The Shorthorn editorial board encourages registered Arlington voters to participate in the general election. The 2020 presidential elections saw unprecedented voter turnout. Maintaining that same level of civic engagement means city residents must participate in local elections.
Incumbent Jeff Williams will leave office in May after six years as Arlington mayor in accordance with city term limits, according to previous Shorthorn reporting. The mayor and city council members are now limited to three two-year terms.
In 2019, 92,192 people voted in the Tarrant County joint general and special elections out of 1,104,353 registered voters, which is about 8.35% of the eligible voting population, according to the official cumulative report.
There are five offices up for election: mayor and Districts 3, 4, 5 and 8. Seven mayoral candidates and 15 candidates for the city council are running in the election.
Residents should prioritize local elections because each candidate has different values, ideas and goals. The person elected will make strides that identify closest with their agenda for the city, so residents must research candidates and vote according to their own agendas.

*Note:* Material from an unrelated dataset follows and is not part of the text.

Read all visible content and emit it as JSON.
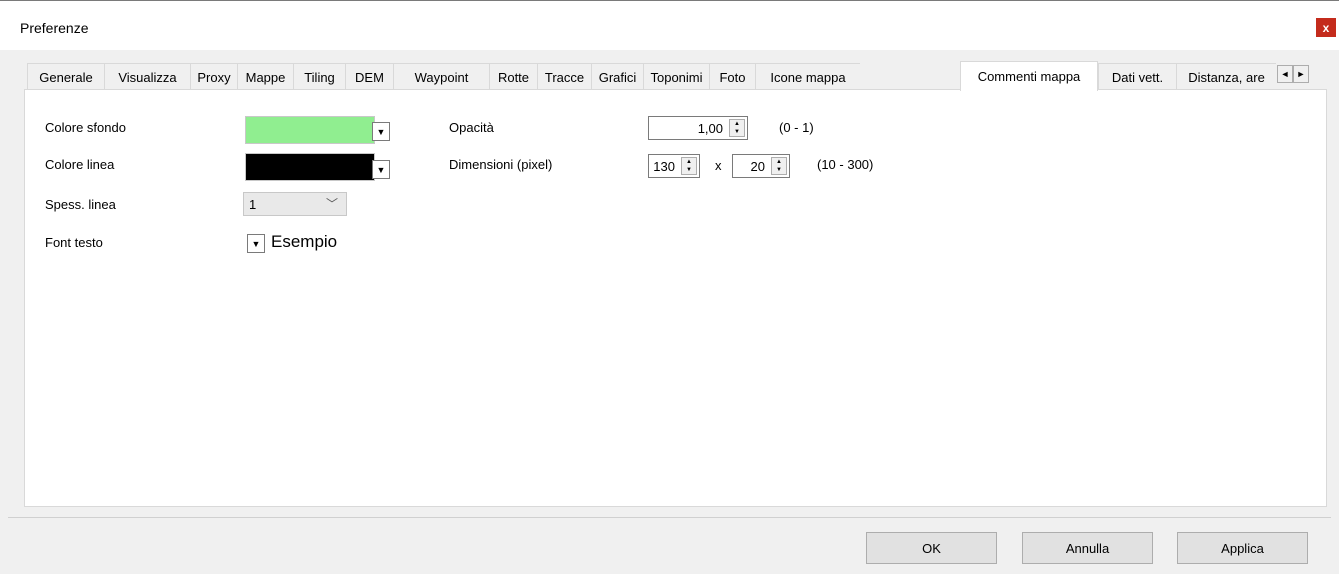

Tarrant County registered voters can vote at any Vote Center location from 7 a.m. to 7 p.m.
The county offers accommodations for voters with special needs such as limited vision or difficulty standing for long periods of time. The HART InterCivic Verity Touch Writer Duo Voting System is available for voters at all Tarrant County early voting and election day polling locations, and a new law allows people with mobility issues to be moved to the front of the line. Voting materials can also be brought to your vehicle if you prefer to use the curbside option.
We encourage voters to research the candidates to determine whose values align most closely with their own. The Shorthorn editorial board recognizes the significance of this election and encourages every eligible voter to participate.
The outcome of this election will determine Arlington’s trajectory for the next two years minimum, so it’s necessary for eligible residents to exercise their right to vote.
The Shorthorn Editorial Board is made up of opinion editor Katecey Harrell; Editor-in-Chief Cecilia Lenzen; associate news editor Spencer Brewer; Samantha Knowles, life and entertainment editor; sports editor Adrian Rodriguez; news reporter Thevnin Rumende; and copy editor Jill Bold.